Stop for a second and think about how many people on earth might have your exact name.  Where do they live? What do they do for a living?  Are they well known?  Young? Old? Good? Bad? Criminal?

Say your name is Jane Googleydaski and you’ve just applied for a job.  Your potential employer decides to Google your name, and clicks on the first result that they see.  It turns out theirs another Jane Googleydaski living in the same state as you, and they’re a racist bunny rabbit killer.  What’s worse is that they own the domain name JaneGoogleydaski.com, and they run a website broadcasting their racist bunny rabbit killing ways.
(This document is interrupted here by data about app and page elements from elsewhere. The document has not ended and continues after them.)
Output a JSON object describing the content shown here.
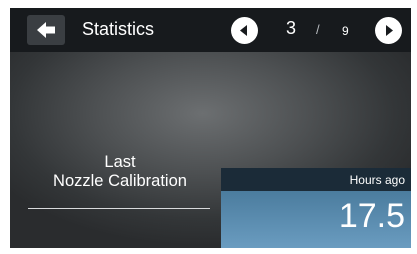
{
  "header": {
    "title": "Statistics",
    "back_icon": "arrow-left-icon",
    "prev_icon": "chevron-left-icon",
    "next_icon": "chevron-right-icon"
  },
  "pagination": {
    "current": "3",
    "separator": "/",
    "total": "9"
  },
  "stat": {
    "label_line1": "Last",
    "label_line2": "Nozzle Calibration",
    "unit": "Hours ago",
    "value": "17.5"
  },
  "colors": {
    "topbar": "#171a1d",
    "value_header": "#1b2b38",
    "value_accent": "#5b8db0"
  }
}
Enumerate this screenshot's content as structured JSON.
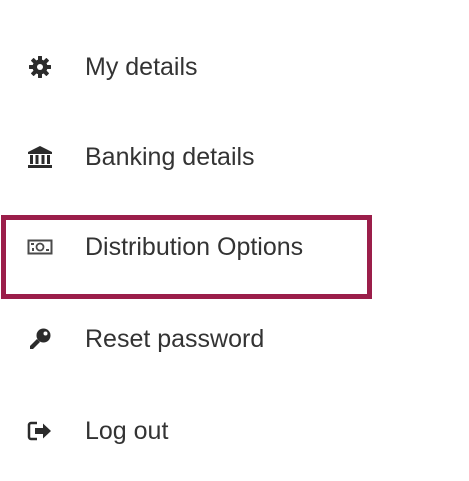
{
  "menu": {
    "items": [
      {
        "label": "My details",
        "icon": "gear-icon"
      },
      {
        "label": "Banking details",
        "icon": "bank-icon"
      },
      {
        "label": "Distribution Options",
        "icon": "money-icon"
      },
      {
        "label": "Reset password",
        "icon": "key-icon"
      },
      {
        "label": "Log out",
        "icon": "sign-out-icon"
      }
    ],
    "highlighted_item": "Distribution Options"
  },
  "colors": {
    "text": "#333333",
    "icon": "#2b2b2b",
    "highlight_border": "#9b1e4a",
    "background": "#ffffff"
  }
}
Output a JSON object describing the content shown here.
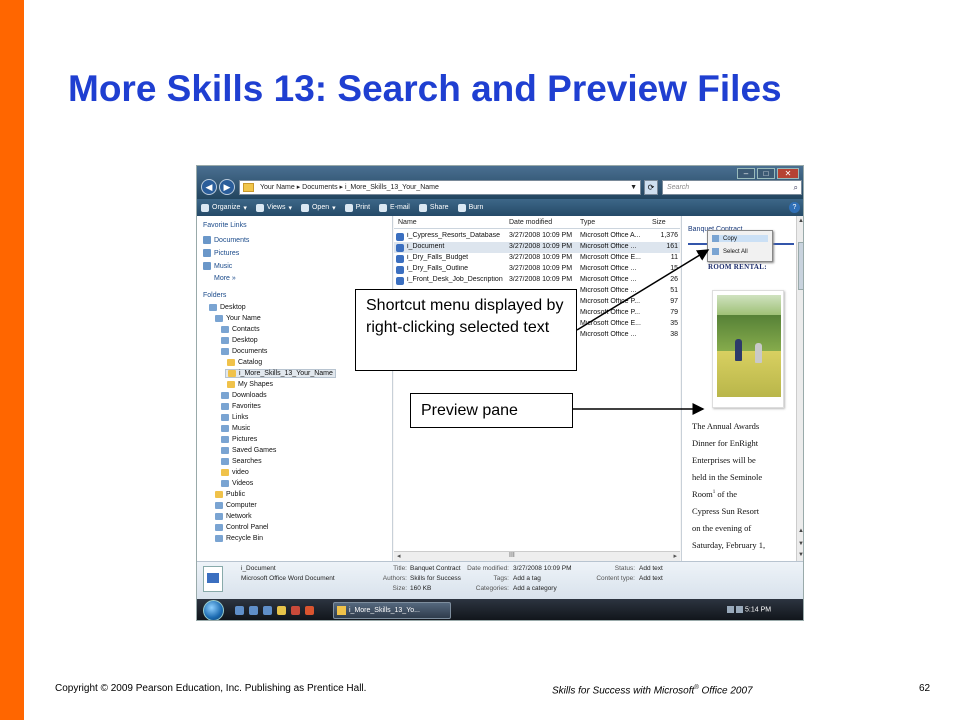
{
  "slide": {
    "title": "More Skills 13: Search and Preview Files",
    "footer_left": "Copyright © 2009 Pearson Education, Inc. Publishing as Prentice Hall.",
    "footer_center_prefix": "Skills for Success with Microsoft",
    "footer_center_mark": "®",
    "footer_center_suffix": " Office 2007",
    "page_number": "62",
    "accent_color": "#ff6600",
    "title_color": "#1f3fd1"
  },
  "callouts": {
    "shortcut_menu": "Shortcut menu displayed by right-clicking selected text",
    "preview_pane": "Preview pane"
  },
  "window": {
    "address": "Your Name  ▸  Documents  ▸  i_More_Skills_13_Your_Name",
    "search_placeholder": "Search",
    "toolbar": {
      "organize": "Organize",
      "views": "Views",
      "open": "Open",
      "print": "Print",
      "email": "E-mail",
      "share": "Share",
      "burn": "Burn",
      "help": "?"
    },
    "nav": {
      "favorite_links_header": "Favorite Links",
      "favorites": [
        "Documents",
        "Pictures",
        "Music"
      ],
      "more": "More  »",
      "folders_header": "Folders",
      "tree": [
        "Desktop",
        "Your Name",
        "Contacts",
        "Desktop",
        "Documents",
        "Catalog",
        "i_More_Skills_13_Your_Name",
        "My Shapes",
        "Downloads",
        "Favorites",
        "Links",
        "Music",
        "Pictures",
        "Saved Games",
        "Searches",
        "video",
        "Videos",
        "Public",
        "Computer",
        "Network",
        "Control Panel",
        "Recycle Bin"
      ]
    },
    "files": {
      "columns": [
        "Name",
        "Date modified",
        "Type",
        "Size"
      ],
      "rows": [
        {
          "name": "i_Cypress_Resorts_Database",
          "date": "3/27/2008 10:09 PM",
          "type": "Microsoft Office A...",
          "size": "1,376"
        },
        {
          "name": "i_Document",
          "date": "3/27/2008 10:09 PM",
          "type": "Microsoft Office ...",
          "size": "161"
        },
        {
          "name": "i_Dry_Falls_Budget",
          "date": "3/27/2008 10:09 PM",
          "type": "Microsoft Office E...",
          "size": "11"
        },
        {
          "name": "i_Dry_Falls_Outline",
          "date": "3/27/2008 10:09 PM",
          "type": "Microsoft Office ...",
          "size": "15"
        },
        {
          "name": "i_Front_Desk_Job_Description",
          "date": "3/27/2008 10:09 PM",
          "type": "Microsoft Office ...",
          "size": "26"
        },
        {
          "name": "",
          "date": "",
          "type": "Microsoft Office ...",
          "size": "51"
        },
        {
          "name": "",
          "date": "",
          "type": "Microsoft Office P...",
          "size": "97"
        },
        {
          "name": "",
          "date": "",
          "type": "Microsoft Office P...",
          "size": "79"
        },
        {
          "name": "",
          "date": "",
          "type": "Microsoft Office E...",
          "size": "35"
        },
        {
          "name": "",
          "date": "",
          "type": "Microsoft Office ...",
          "size": "38"
        }
      ],
      "hscroll_mid": "III"
    },
    "context_menu": {
      "copy": "Copy",
      "select_all": "Select All"
    },
    "preview": {
      "heading": "Banquet Contract",
      "room_rental": "ROOM RENTAL:",
      "body_lines": [
        "The Annual Awards",
        "Dinner for EnRight",
        "Enterprises will be",
        "held in the Seminole",
        "Room",
        "of the",
        "Cypress Sun Resort",
        "on the evening of",
        "Saturday, February 1,"
      ],
      "footnote_mark": "1"
    },
    "details": {
      "file_name": "i_Document",
      "file_type": "Microsoft Office Word Document",
      "size_label": "Size:",
      "size_value": "160 KB",
      "title_label": "Title:",
      "title_value": "Banquet Contract",
      "authors_label": "Authors:",
      "authors_value": "Skills for Success",
      "date_label": "Date modified:",
      "date_value": "3/27/2008 10:09 PM",
      "tags_label": "Tags:",
      "tags_value": "Add a tag",
      "categories_label": "Categories:",
      "categories_value": "Add a category",
      "status_label": "Status:",
      "status_value": "Add text",
      "content_label": "Content type:",
      "content_value": "Add text"
    },
    "taskbar": {
      "task_button": "i_More_Skills_13_Yo...",
      "clock": "5:14 PM"
    }
  }
}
The boss doesn’t know that this isn’t the good Jane who applied for the job, and there’s a good chance her resume has now gone from the candidate pile to the paper shredder.

Unfortunately, since the good Jane Googledaski never though to own her domain name, the bad Jane beat her to it, and now anybody who wants to look her up is going to think she’s the racist bunny rabbit killer. 

You can prevent this tragedy from happening to you by going to a domain registrar like GoDaddy or 1and1 and purchasing yourname.com.  It’s cheap – between $6.99 and $8.99 a year, and easy to set up.

What do you do from there?  It all depends on what you want to do with your life.  The idea is to market yourself, and to control the first bits of information somebody finds when they search for you.  If you want to become a lawyer, just put up your resume.  If you want to be a professional photographer, display your photography.  If you handyman looking for work, list your abilities and give people a way to contact you.  But if you’re really stuck on what you’d put there, don’t sweat it.  At least you don’t have to worry about another person registering your domain name. You now own it.

Written by Sean Henri